START Source information

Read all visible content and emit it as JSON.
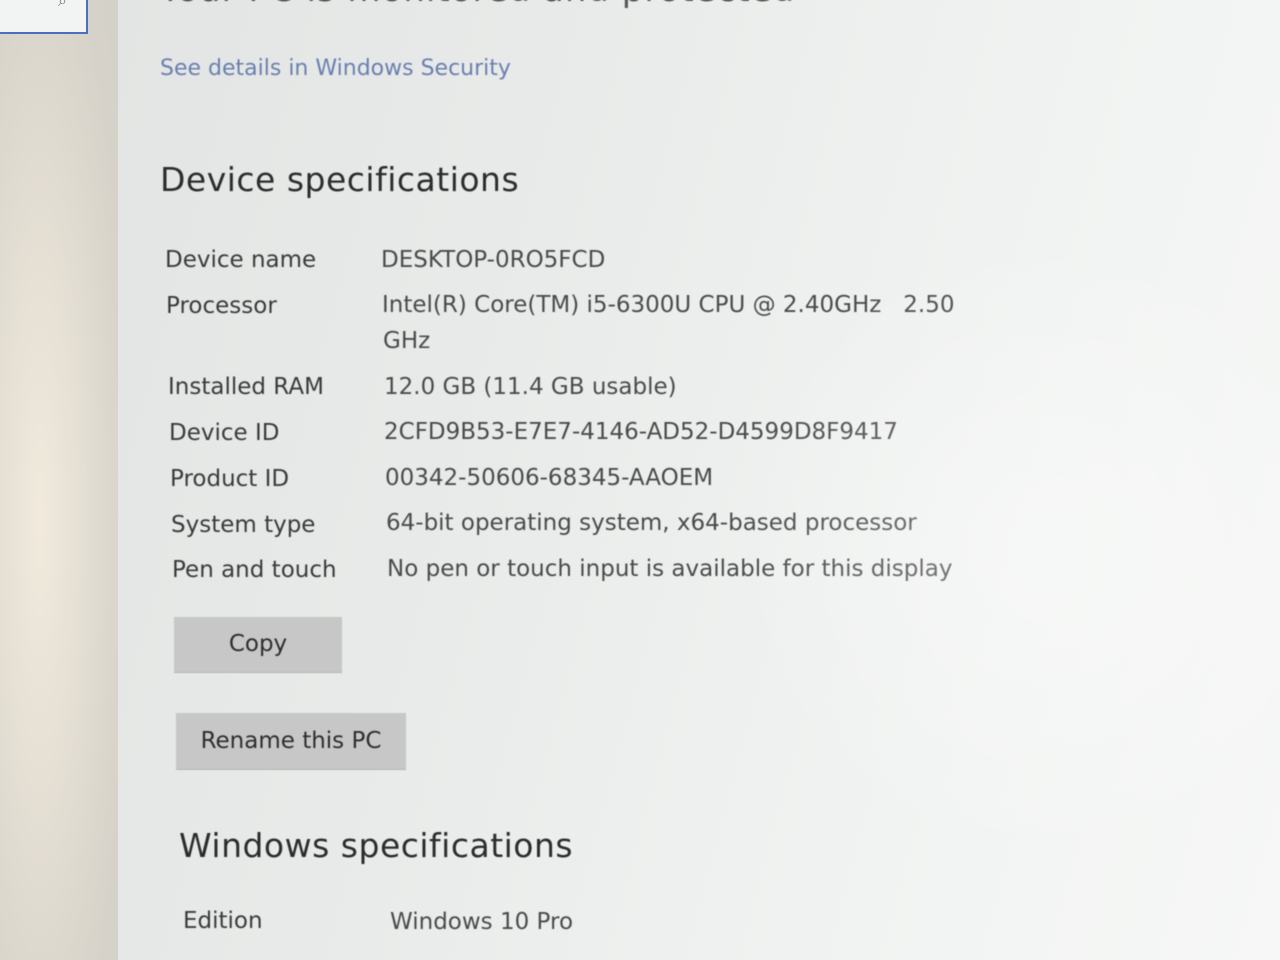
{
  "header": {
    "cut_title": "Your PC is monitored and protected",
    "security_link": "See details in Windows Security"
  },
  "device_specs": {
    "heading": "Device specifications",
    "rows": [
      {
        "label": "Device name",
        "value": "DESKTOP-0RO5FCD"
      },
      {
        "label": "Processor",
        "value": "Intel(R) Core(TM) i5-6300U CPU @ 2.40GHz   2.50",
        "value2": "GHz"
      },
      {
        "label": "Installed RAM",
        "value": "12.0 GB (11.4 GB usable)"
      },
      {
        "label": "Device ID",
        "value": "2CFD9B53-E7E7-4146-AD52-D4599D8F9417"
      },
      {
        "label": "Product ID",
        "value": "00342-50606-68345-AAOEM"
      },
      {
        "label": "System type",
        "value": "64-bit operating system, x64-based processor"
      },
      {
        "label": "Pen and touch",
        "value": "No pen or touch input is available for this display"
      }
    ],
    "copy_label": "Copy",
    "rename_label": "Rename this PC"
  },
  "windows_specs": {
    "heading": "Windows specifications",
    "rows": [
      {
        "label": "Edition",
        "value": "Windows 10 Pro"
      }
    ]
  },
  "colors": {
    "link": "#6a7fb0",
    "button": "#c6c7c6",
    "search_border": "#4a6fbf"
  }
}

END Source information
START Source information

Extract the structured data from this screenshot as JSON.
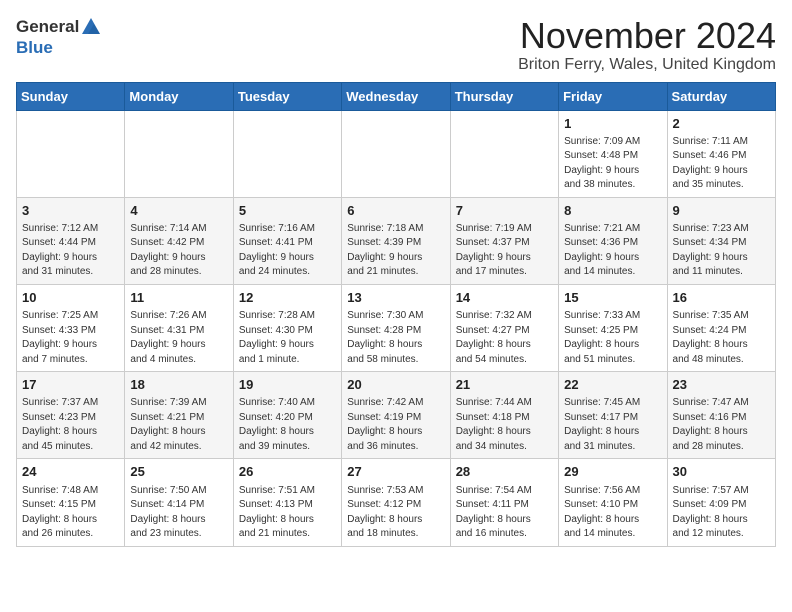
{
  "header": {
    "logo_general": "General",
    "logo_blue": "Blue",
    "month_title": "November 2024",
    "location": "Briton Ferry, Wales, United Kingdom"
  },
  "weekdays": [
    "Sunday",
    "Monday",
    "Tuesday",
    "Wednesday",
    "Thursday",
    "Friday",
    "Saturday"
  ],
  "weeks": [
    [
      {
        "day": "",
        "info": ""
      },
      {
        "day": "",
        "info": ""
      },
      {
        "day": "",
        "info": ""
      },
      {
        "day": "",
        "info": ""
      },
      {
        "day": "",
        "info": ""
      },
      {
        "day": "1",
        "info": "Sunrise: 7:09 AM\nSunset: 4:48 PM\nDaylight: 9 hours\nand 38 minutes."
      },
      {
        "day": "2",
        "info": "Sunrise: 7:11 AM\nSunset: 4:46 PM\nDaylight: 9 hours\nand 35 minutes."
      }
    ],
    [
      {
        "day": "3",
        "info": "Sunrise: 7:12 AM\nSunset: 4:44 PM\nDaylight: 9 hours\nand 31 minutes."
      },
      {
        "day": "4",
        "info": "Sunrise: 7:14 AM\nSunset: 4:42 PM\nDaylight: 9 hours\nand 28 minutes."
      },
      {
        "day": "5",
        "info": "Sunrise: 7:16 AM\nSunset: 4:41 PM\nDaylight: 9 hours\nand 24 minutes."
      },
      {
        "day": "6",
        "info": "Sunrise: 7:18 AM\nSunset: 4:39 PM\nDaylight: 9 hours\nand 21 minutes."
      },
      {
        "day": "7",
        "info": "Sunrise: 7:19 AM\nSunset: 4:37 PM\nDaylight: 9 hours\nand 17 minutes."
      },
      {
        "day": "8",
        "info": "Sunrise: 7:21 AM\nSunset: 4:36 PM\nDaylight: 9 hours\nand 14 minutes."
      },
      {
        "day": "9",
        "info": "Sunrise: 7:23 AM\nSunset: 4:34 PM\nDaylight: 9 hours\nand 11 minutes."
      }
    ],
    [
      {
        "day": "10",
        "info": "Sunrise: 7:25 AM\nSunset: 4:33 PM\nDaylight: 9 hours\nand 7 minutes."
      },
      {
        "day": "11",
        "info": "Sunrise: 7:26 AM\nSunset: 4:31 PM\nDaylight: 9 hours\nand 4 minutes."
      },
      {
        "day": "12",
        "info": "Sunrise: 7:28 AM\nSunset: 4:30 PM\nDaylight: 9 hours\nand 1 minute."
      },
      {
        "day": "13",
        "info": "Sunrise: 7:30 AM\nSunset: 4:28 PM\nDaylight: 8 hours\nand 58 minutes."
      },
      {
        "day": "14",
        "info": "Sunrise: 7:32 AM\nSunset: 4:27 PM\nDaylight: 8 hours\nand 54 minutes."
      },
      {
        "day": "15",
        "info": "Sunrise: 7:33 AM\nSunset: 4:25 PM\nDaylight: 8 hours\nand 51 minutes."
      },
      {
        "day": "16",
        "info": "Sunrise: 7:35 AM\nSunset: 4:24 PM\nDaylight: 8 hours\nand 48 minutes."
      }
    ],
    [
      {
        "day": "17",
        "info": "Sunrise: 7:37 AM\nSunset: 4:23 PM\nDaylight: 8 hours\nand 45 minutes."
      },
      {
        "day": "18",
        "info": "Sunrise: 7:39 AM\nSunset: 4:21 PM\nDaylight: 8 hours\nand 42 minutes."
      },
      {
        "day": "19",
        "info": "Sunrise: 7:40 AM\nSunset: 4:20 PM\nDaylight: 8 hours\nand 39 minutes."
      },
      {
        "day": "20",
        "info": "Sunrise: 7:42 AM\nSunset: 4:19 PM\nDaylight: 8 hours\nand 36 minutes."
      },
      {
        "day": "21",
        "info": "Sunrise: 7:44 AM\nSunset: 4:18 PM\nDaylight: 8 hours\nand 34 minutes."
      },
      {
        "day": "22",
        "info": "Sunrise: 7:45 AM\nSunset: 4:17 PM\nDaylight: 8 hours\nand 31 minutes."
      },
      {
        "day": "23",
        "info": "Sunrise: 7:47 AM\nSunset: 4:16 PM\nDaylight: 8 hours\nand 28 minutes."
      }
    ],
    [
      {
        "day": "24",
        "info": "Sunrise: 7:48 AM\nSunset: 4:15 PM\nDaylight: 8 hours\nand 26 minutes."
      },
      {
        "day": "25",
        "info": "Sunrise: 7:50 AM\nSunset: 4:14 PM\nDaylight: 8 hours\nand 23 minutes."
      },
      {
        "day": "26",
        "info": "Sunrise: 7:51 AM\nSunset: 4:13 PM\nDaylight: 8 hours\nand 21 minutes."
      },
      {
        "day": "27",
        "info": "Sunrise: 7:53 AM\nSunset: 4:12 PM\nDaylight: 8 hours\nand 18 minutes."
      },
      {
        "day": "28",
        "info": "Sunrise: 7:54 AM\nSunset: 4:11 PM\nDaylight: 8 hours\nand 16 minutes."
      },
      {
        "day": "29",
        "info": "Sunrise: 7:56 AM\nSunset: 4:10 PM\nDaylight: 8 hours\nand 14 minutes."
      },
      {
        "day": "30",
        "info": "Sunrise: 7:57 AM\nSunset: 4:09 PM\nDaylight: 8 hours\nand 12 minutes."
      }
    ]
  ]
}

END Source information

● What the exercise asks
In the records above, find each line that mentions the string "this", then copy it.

● Exercise result
        "value": "No pen or touch input is available for this display"
    "rename_label": "Rename this PC"
Extract the structured data from this screenshot as JSON.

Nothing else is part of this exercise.